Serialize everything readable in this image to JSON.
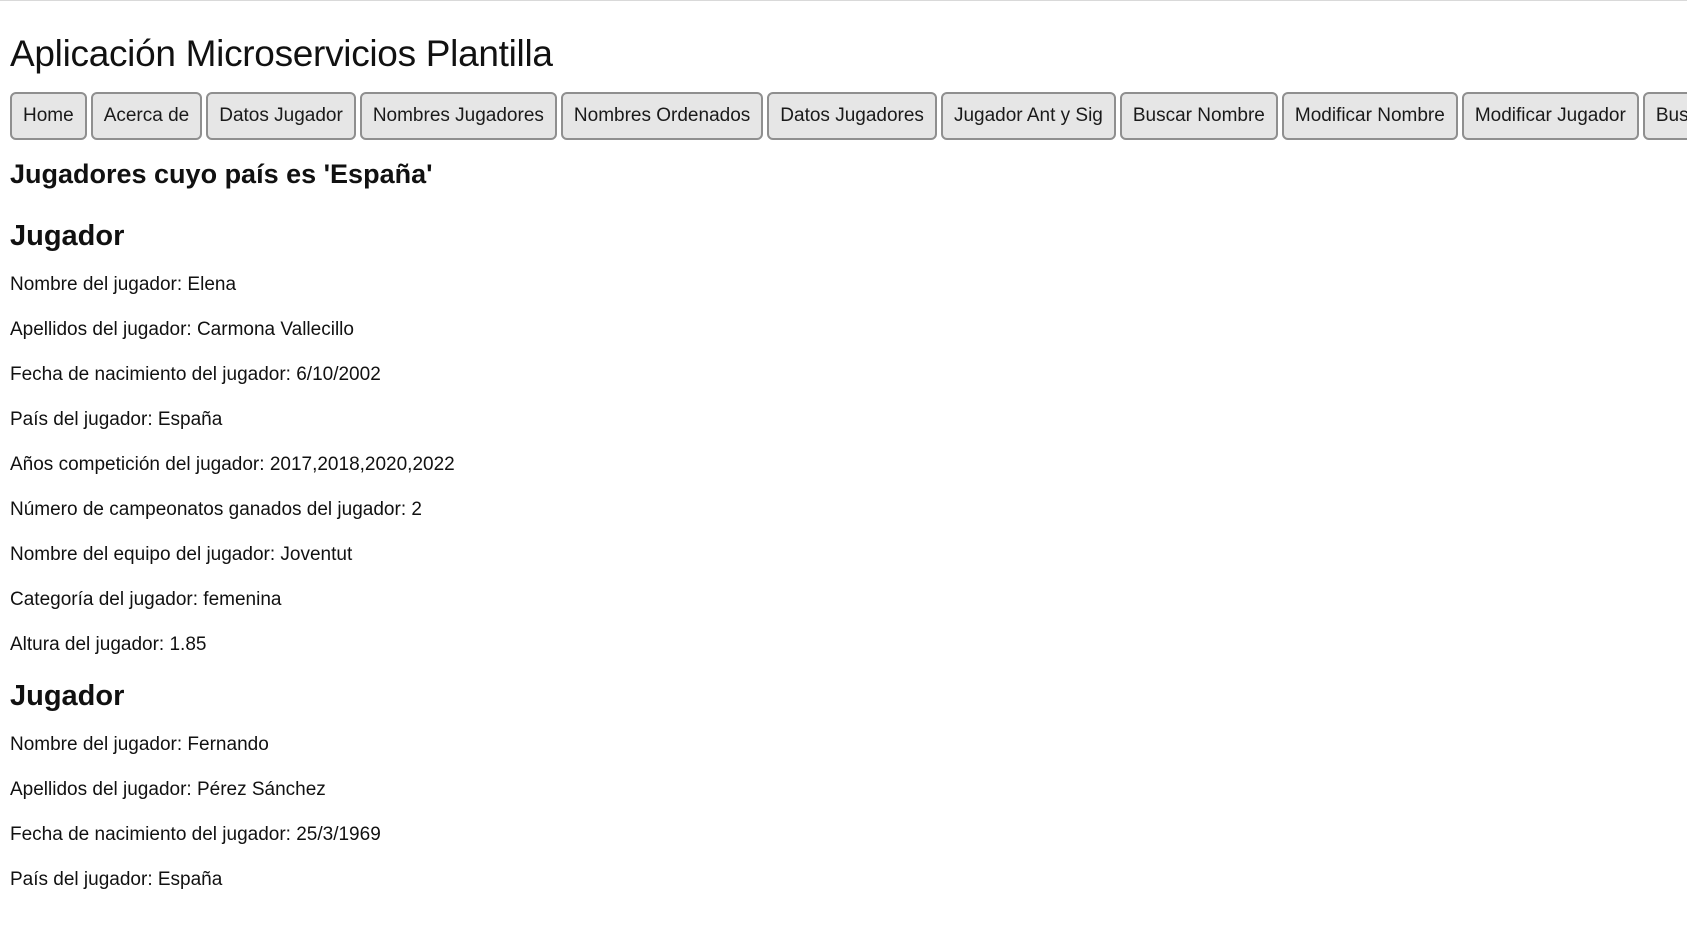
{
  "header": {
    "title": "Aplicación Microservicios Plantilla"
  },
  "nav": {
    "items": [
      "Home",
      "Acerca de",
      "Datos Jugador",
      "Nombres Jugadores",
      "Nombres Ordenados",
      "Datos Jugadores",
      "Jugador Ant y Sig",
      "Buscar Nombre",
      "Modificar Nombre",
      "Modificar Jugador",
      "Buscar"
    ]
  },
  "main": {
    "section_title": "Jugadores cuyo país es 'España'",
    "players": [
      {
        "heading": "Jugador",
        "fields": [
          "Nombre del jugador: Elena",
          "Apellidos del jugador: Carmona Vallecillo",
          "Fecha de nacimiento del jugador: 6/10/2002",
          "País del jugador: España",
          "Años competición del jugador: 2017,2018,2020,2022",
          "Número de campeonatos ganados del jugador: 2",
          "Nombre del equipo del jugador: Joventut",
          "Categoría del jugador: femenina",
          "Altura del jugador: 1.85"
        ]
      },
      {
        "heading": "Jugador",
        "fields": [
          "Nombre del jugador: Fernando",
          "Apellidos del jugador: Pérez Sánchez",
          "Fecha de nacimiento del jugador: 25/3/1969",
          "País del jugador: España"
        ]
      }
    ]
  }
}
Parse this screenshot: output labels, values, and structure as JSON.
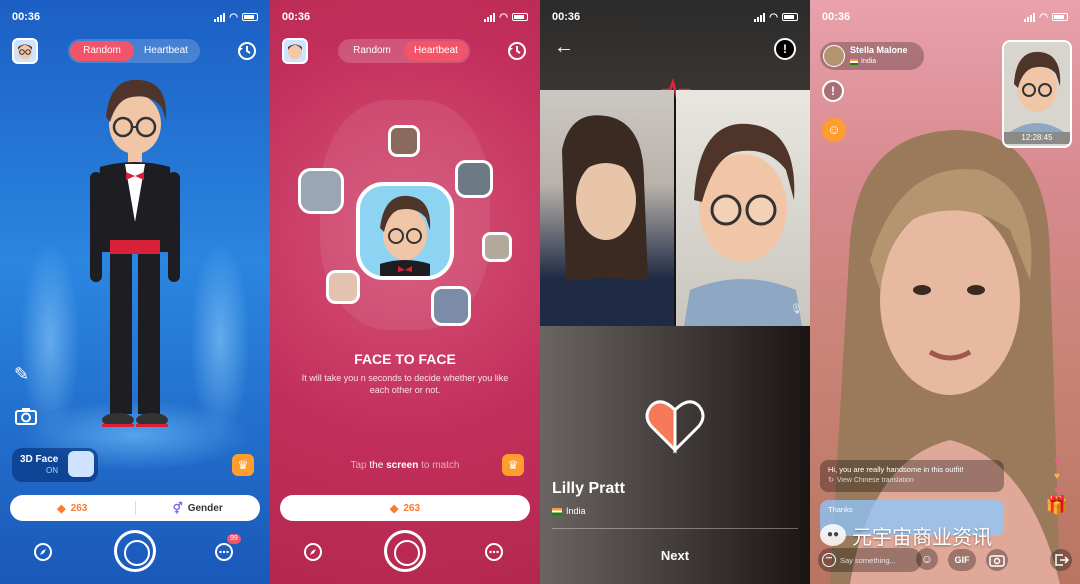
{
  "status": {
    "time": "00:36"
  },
  "panel1": {
    "tabs": [
      "Random",
      "Heartbeat"
    ],
    "active_tab": 0,
    "face_chip": {
      "title": "3D Face",
      "state": "ON"
    },
    "gems": "263",
    "gender_label": "Gender",
    "badge_count": "99"
  },
  "panel2": {
    "tabs": [
      "Random",
      "Heartbeat"
    ],
    "active_tab": 1,
    "title": "FACE TO FACE",
    "subtitle": "It will take you n seconds to decide whether you like each other or not.",
    "tap_hint_pre": "Tap ",
    "tap_hint_the": "the ",
    "tap_hint_screen": "screen",
    "tap_hint_post": " to match",
    "gems": "263"
  },
  "panel3": {
    "name": "Lilly Pratt",
    "country": "India",
    "next_label": "Next"
  },
  "panel4": {
    "user_name": "Stella Malone",
    "user_country": "India",
    "timer": "12:28:45",
    "message": "Hi, you are really handsome in this outfit!",
    "translate_hint": "View Chinese translation",
    "reply": "Thanks",
    "input_placeholder": "Say something...",
    "gif_label": "GIF"
  },
  "watermark": {
    "text": "元宇宙商业资讯"
  },
  "colors": {
    "accent": "#f2556a",
    "gem": "#ff7a2e",
    "panel1_bg": "#2b86e0",
    "panel2_bg": "#c22e5b"
  }
}
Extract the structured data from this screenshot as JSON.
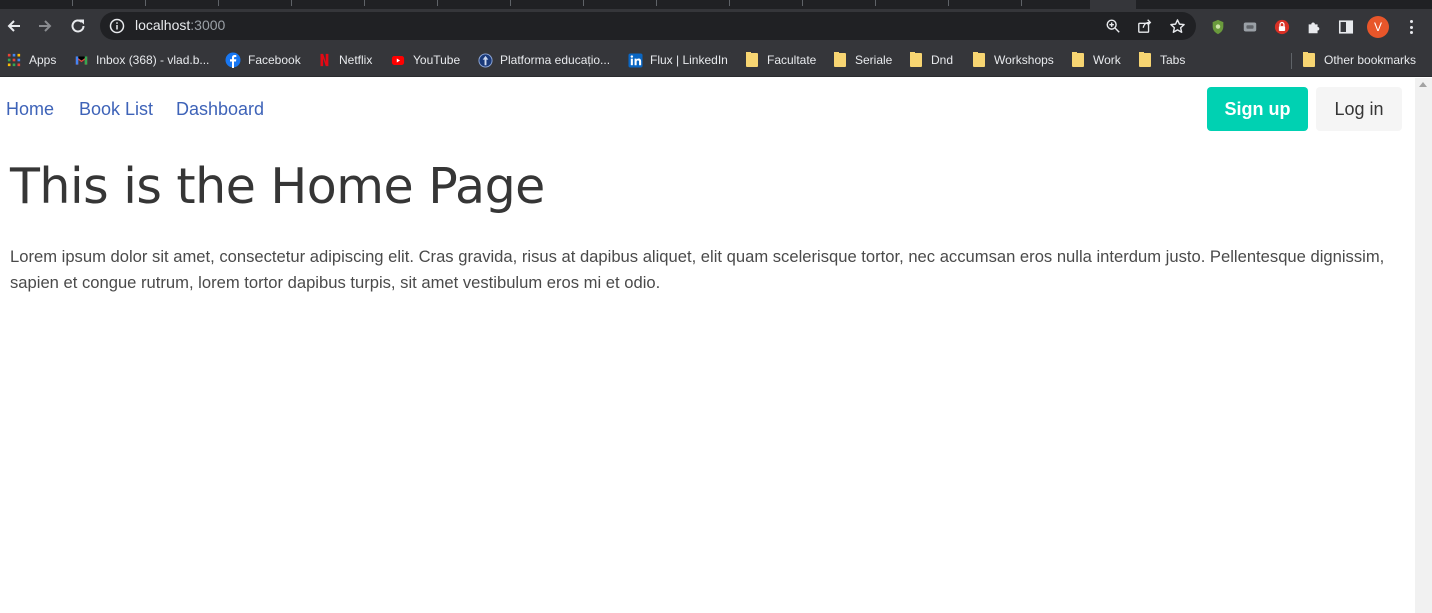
{
  "browser": {
    "url_host": "localhost",
    "url_port": ":3000",
    "avatar_letter": "V",
    "bookmarks": [
      {
        "label": "Apps",
        "icon": "apps-grid-icon"
      },
      {
        "label": "Inbox (368) - vlad.b...",
        "icon": "gmail-icon"
      },
      {
        "label": "Facebook",
        "icon": "facebook-icon"
      },
      {
        "label": "Netflix",
        "icon": "netflix-icon"
      },
      {
        "label": "YouTube",
        "icon": "youtube-icon"
      },
      {
        "label": "Platforma educațio...",
        "icon": "platform-icon"
      },
      {
        "label": "Flux | LinkedIn",
        "icon": "linkedin-icon"
      },
      {
        "label": "Facultate",
        "icon": "folder-icon"
      },
      {
        "label": "Seriale",
        "icon": "folder-icon"
      },
      {
        "label": "Dnd",
        "icon": "folder-icon"
      },
      {
        "label": "Workshops",
        "icon": "folder-icon"
      },
      {
        "label": "Work",
        "icon": "folder-icon"
      },
      {
        "label": "Tabs",
        "icon": "folder-icon"
      }
    ],
    "other_bookmarks": "Other bookmarks"
  },
  "nav": {
    "links": [
      "Home",
      "Book List",
      "Dashboard"
    ],
    "signup_label": "Sign up",
    "login_label": "Log in"
  },
  "main": {
    "title": "This is the Home Page",
    "text": "Lorem ipsum dolor sit amet, consectetur adipiscing elit. Cras gravida, risus at dapibus aliquet, elit quam scelerisque tortor, nec accumsan eros nulla interdum justo. Pellentesque dignissim, sapien et congue rutrum, lorem tortor dapibus turpis, sit amet vestibulum eros mi et odio."
  },
  "colors": {
    "chrome_dark": "#35363a",
    "link": "#3e63b8",
    "primary_button": "#00d1b2",
    "title_text": "#363636"
  }
}
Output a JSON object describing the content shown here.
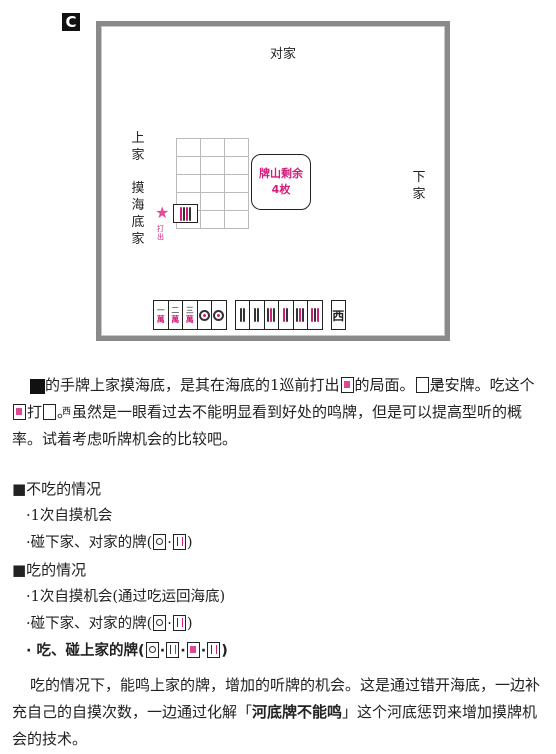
{
  "badge": "C",
  "board": {
    "seats": {
      "top": "对家",
      "left": [
        "上",
        "家"
      ],
      "left_draw": [
        "摸",
        "海",
        "底",
        "家"
      ],
      "right": [
        "下",
        "家"
      ]
    },
    "wall_count": [
      "牌山剩余",
      "4枚"
    ],
    "discard_label": [
      "打",
      "出"
    ],
    "hand_tiles": [
      "一万",
      "二万",
      "三万",
      "筒",
      "筒",
      "索",
      "索",
      "索",
      "索",
      "索",
      "索",
      "西"
    ]
  },
  "text": {
    "para1": "的手牌上家摸海底，是其在海底的1巡前打出",
    "para1_b": "的局面。",
    "para1_c": "是安牌。吃这个",
    "para1_d": "打",
    "para1_e": "。虽然是一眼看过去不能明显看到好处的鸣牌，但是可以提高型听的概率。试着考虑听牌机会的比较吧。",
    "h1": "■不吃的情况",
    "b1": "·1次自摸机会",
    "b2": "·碰下家、对家的牌(",
    "b2_end": ")",
    "h2": "■吃的情况",
    "b3": "·1次自摸机会(通过吃运回海底)",
    "b4": "·碰下家、对家的牌(",
    "b4_end": ")",
    "b5": "· 吃、碰上家的牌(",
    "b5_end": ")",
    "para2_a": "吃的情况下，能鸣上家的牌，增加的听牌的机会。这是通过错开海底，一边补充自己的自摸次数，一边通过化解「",
    "para2_strong": "河底牌不能鸣",
    "para2_b": "」这个河底惩罚来增加摸牌机会的技术。"
  }
}
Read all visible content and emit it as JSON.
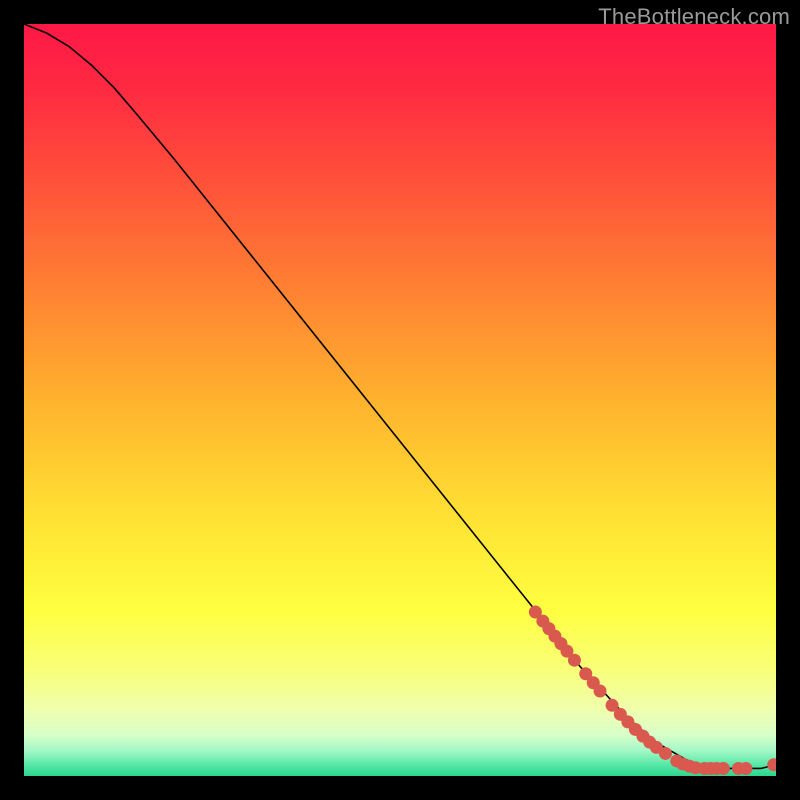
{
  "watermark": "TheBottleneck.com",
  "chart_data": {
    "type": "line",
    "title": "",
    "xlabel": "",
    "ylabel": "",
    "xlim": [
      0,
      100
    ],
    "ylim": [
      0,
      100
    ],
    "background_gradient_stops": [
      {
        "pos": 0.0,
        "color": "#ff1846"
      },
      {
        "pos": 0.08,
        "color": "#ff2842"
      },
      {
        "pos": 0.2,
        "color": "#ff4e3a"
      },
      {
        "pos": 0.35,
        "color": "#ff8033"
      },
      {
        "pos": 0.5,
        "color": "#ffb22e"
      },
      {
        "pos": 0.65,
        "color": "#ffe033"
      },
      {
        "pos": 0.78,
        "color": "#ffff40"
      },
      {
        "pos": 0.86,
        "color": "#f8ff7a"
      },
      {
        "pos": 0.915,
        "color": "#eeffb0"
      },
      {
        "pos": 0.945,
        "color": "#d8ffc8"
      },
      {
        "pos": 0.965,
        "color": "#a8f8c8"
      },
      {
        "pos": 0.985,
        "color": "#58e8a8"
      },
      {
        "pos": 1.0,
        "color": "#2cd58e"
      }
    ],
    "series": [
      {
        "name": "curve",
        "type": "line",
        "color": "#000000",
        "x": [
          0,
          3,
          6,
          9,
          12,
          15,
          20,
          30,
          40,
          50,
          60,
          68,
          74,
          80,
          84,
          88,
          90,
          92,
          94,
          96,
          98,
          100
        ],
        "y": [
          100,
          98.8,
          97.0,
          94.5,
          91.5,
          88.0,
          82.0,
          69.5,
          57.0,
          44.5,
          32.0,
          22.0,
          14.5,
          8.0,
          4.5,
          2.2,
          1.3,
          1.0,
          1.0,
          1.0,
          1.0,
          1.5
        ]
      },
      {
        "name": "points",
        "type": "scatter",
        "color": "#d9594f",
        "marker_radius": 6.5,
        "x": [
          68.0,
          69.0,
          69.8,
          70.6,
          71.4,
          72.2,
          73.2,
          74.7,
          75.7,
          76.6,
          78.2,
          79.3,
          80.3,
          81.3,
          82.3,
          83.2,
          84.1,
          85.3,
          86.8,
          87.6,
          88.5,
          89.3,
          90.5,
          91.3,
          92.1,
          93.0,
          95.0,
          96.0,
          99.7
        ],
        "y": [
          21.8,
          20.6,
          19.6,
          18.6,
          17.6,
          16.6,
          15.4,
          13.6,
          12.4,
          11.3,
          9.4,
          8.2,
          7.2,
          6.2,
          5.3,
          4.5,
          3.8,
          3.0,
          2.0,
          1.6,
          1.3,
          1.1,
          1.0,
          1.0,
          1.0,
          1.0,
          1.0,
          1.0,
          1.5
        ]
      }
    ]
  }
}
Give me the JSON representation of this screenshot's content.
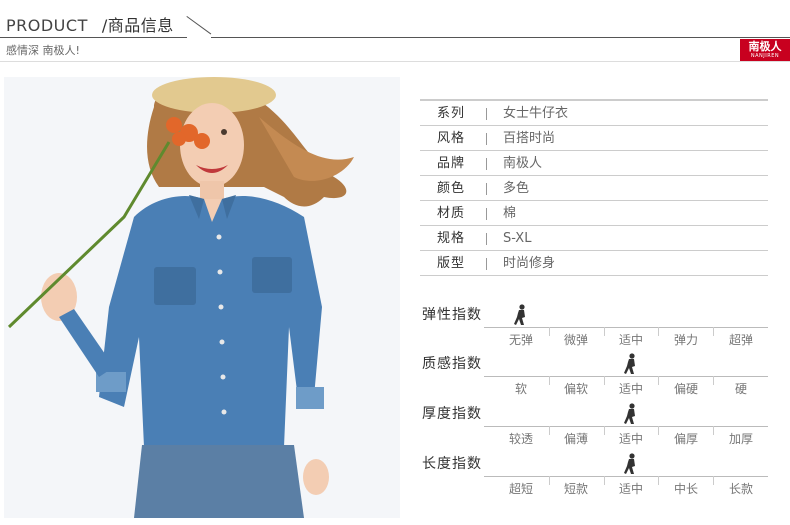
{
  "header": {
    "title_en": "PRODUCT",
    "title_cn": "/商品信息",
    "subtitle": "感情深 南极人!",
    "logo_cn": "南极人",
    "logo_en": "NANJIREN"
  },
  "product_photo": {
    "alt": "model-in-denim-shirt"
  },
  "specs": [
    {
      "key": "系列",
      "value": "女士牛仔衣"
    },
    {
      "key": "风格",
      "value": "百搭时尚"
    },
    {
      "key": "品牌",
      "value": "南极人"
    },
    {
      "key": "颜色",
      "value": "多色"
    },
    {
      "key": "材质",
      "value": "棉"
    },
    {
      "key": "规格",
      "value": "S-XL"
    },
    {
      "key": "版型",
      "value": "时尚修身"
    }
  ],
  "indices": [
    {
      "title": "弹性指数",
      "labels": [
        "无弹",
        "微弹",
        "适中",
        "弹力",
        "超弹"
      ],
      "selected": 0
    },
    {
      "title": "质感指数",
      "labels": [
        "软",
        "偏软",
        "适中",
        "偏硬",
        "硬"
      ],
      "selected": 2
    },
    {
      "title": "厚度指数",
      "labels": [
        "较透",
        "偏薄",
        "适中",
        "偏厚",
        "加厚"
      ],
      "selected": 2
    },
    {
      "title": "长度指数",
      "labels": [
        "超短",
        "短款",
        "适中",
        "中长",
        "长款"
      ],
      "selected": 2
    }
  ],
  "colors": {
    "brand_red": "#c8001f",
    "denim": "#4a7fb5",
    "rule": "#cccccc"
  }
}
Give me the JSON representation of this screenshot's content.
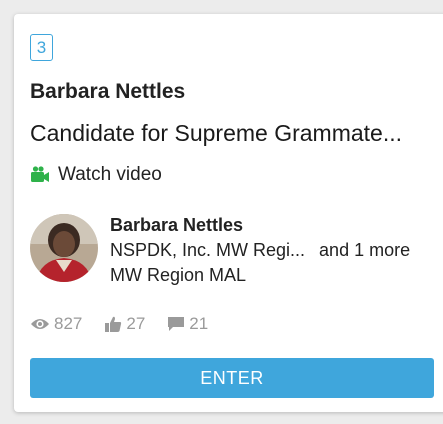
{
  "card": {
    "rank": "3",
    "name": "Barbara Nettles",
    "title": "Candidate for Supreme Grammate...",
    "watch_video_label": "Watch video",
    "watch_video_icon": "video-camera-icon",
    "profile": {
      "name": "Barbara Nettles",
      "affiliation_line1": "NSPDK, Inc. MW Regi...",
      "more": "and 1 more",
      "affiliation_line2": "MW Region MAL"
    },
    "stats": {
      "views": "827",
      "likes": "27",
      "comments": "21"
    },
    "enter_label": "ENTER"
  },
  "colors": {
    "accent": "#3fa6dc",
    "video_icon": "#2eb24a",
    "stat_gray": "#9a9a9a"
  }
}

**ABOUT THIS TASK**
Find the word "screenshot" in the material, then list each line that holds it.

**YOUR SOLUTION**
Parse this screenshot: output labels, values, and structure as JSON.
Extract the structured data from this screenshot as JSON.
Give me the JSON representation of this screenshot's content.
Give me the JSON representation of this screenshot's content.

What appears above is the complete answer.